**Data for this exercise:**
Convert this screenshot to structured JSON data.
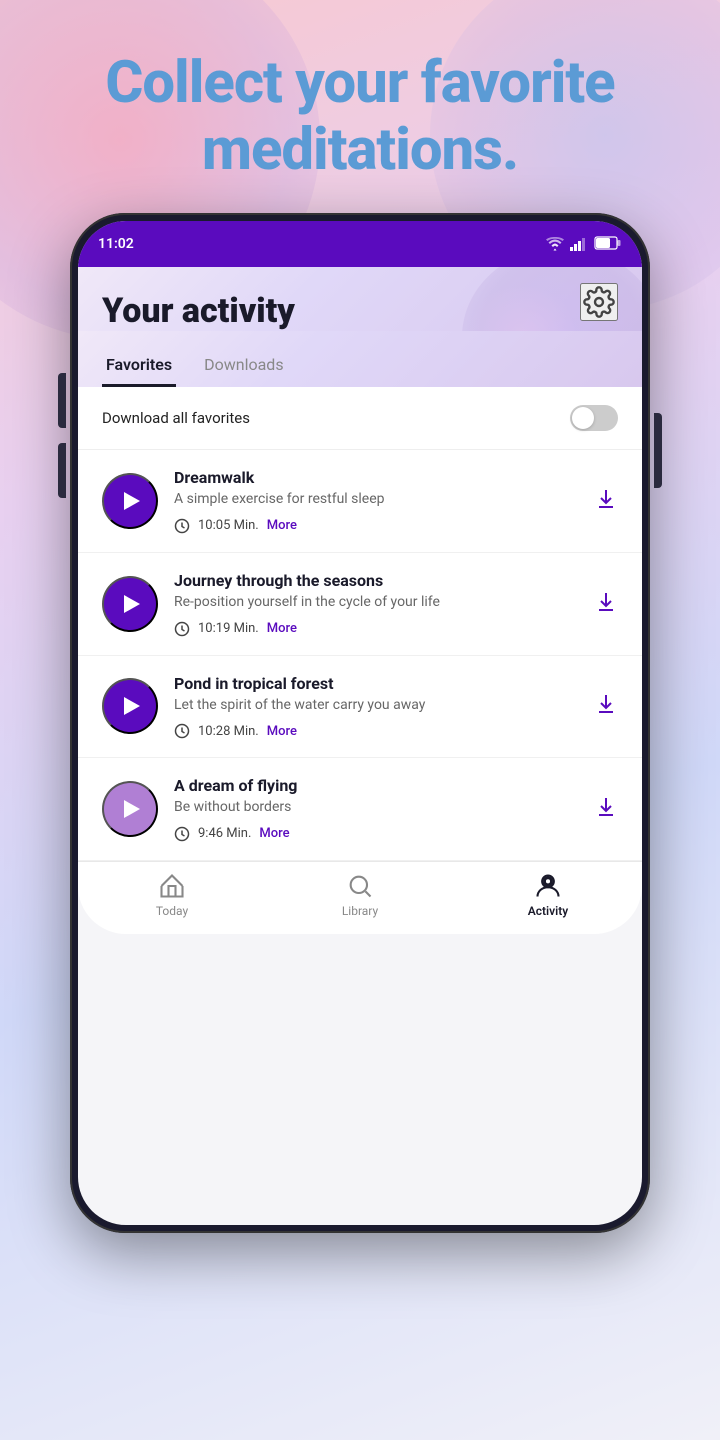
{
  "hero": {
    "title": "Collect your favorite meditations."
  },
  "statusBar": {
    "time": "11:02",
    "battery": "61%"
  },
  "header": {
    "title": "Your activity",
    "settingsLabel": "Settings"
  },
  "tabs": [
    {
      "id": "favorites",
      "label": "Favorites",
      "active": true
    },
    {
      "id": "downloads",
      "label": "Downloads",
      "active": false
    }
  ],
  "downloadAll": {
    "label": "Download all favorites"
  },
  "meditations": [
    {
      "id": "dreamwalk",
      "title": "Dreamwalk",
      "subtitle": "A simple exercise for restful sleep",
      "duration": "10:05 Min.",
      "moreLabel": "More",
      "playColor": "dark"
    },
    {
      "id": "journey-seasons",
      "title": "Journey through the seasons",
      "subtitle": "Re-position yourself in the cycle of your life",
      "duration": "10:19 Min.",
      "moreLabel": "More",
      "playColor": "dark"
    },
    {
      "id": "pond-forest",
      "title": "Pond in tropical forest",
      "subtitle": "Let the spirit of the water carry you away",
      "duration": "10:28 Min.",
      "moreLabel": "More",
      "playColor": "dark"
    },
    {
      "id": "dream-flying",
      "title": "A dream of flying",
      "subtitle": "Be without borders",
      "duration": "9:46 Min.",
      "moreLabel": "More",
      "playColor": "light"
    }
  ],
  "bottomNav": [
    {
      "id": "today",
      "label": "Today",
      "active": false,
      "icon": "home"
    },
    {
      "id": "library",
      "label": "Library",
      "active": false,
      "icon": "search"
    },
    {
      "id": "activity",
      "label": "Activity",
      "active": true,
      "icon": "activity"
    }
  ]
}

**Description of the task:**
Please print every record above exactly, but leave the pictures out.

**Written solution:**
Convert this screenshot to structured JSON data.
{
  "hero": {
    "title": "Collect your favorite meditations."
  },
  "statusBar": {
    "time": "11:02",
    "battery": "61%"
  },
  "header": {
    "title": "Your activity",
    "settingsLabel": "Settings"
  },
  "tabs": [
    {
      "id": "favorites",
      "label": "Favorites",
      "active": true
    },
    {
      "id": "downloads",
      "label": "Downloads",
      "active": false
    }
  ],
  "downloadAll": {
    "label": "Download all favorites"
  },
  "meditations": [
    {
      "id": "dreamwalk",
      "title": "Dreamwalk",
      "subtitle": "A simple exercise for restful sleep",
      "duration": "10:05 Min.",
      "moreLabel": "More",
      "playColor": "dark"
    },
    {
      "id": "journey-seasons",
      "title": "Journey through the seasons",
      "subtitle": "Re-position yourself in the cycle of your life",
      "duration": "10:19 Min.",
      "moreLabel": "More",
      "playColor": "dark"
    },
    {
      "id": "pond-forest",
      "title": "Pond in tropical forest",
      "subtitle": "Let the spirit of the water carry you away",
      "duration": "10:28 Min.",
      "moreLabel": "More",
      "playColor": "dark"
    },
    {
      "id": "dream-flying",
      "title": "A dream of flying",
      "subtitle": "Be without borders",
      "duration": "9:46 Min.",
      "moreLabel": "More",
      "playColor": "light"
    }
  ],
  "bottomNav": [
    {
      "id": "today",
      "label": "Today",
      "active": false,
      "icon": "home"
    },
    {
      "id": "library",
      "label": "Library",
      "active": false,
      "icon": "search"
    },
    {
      "id": "activity",
      "label": "Activity",
      "active": true,
      "icon": "activity"
    }
  ]
}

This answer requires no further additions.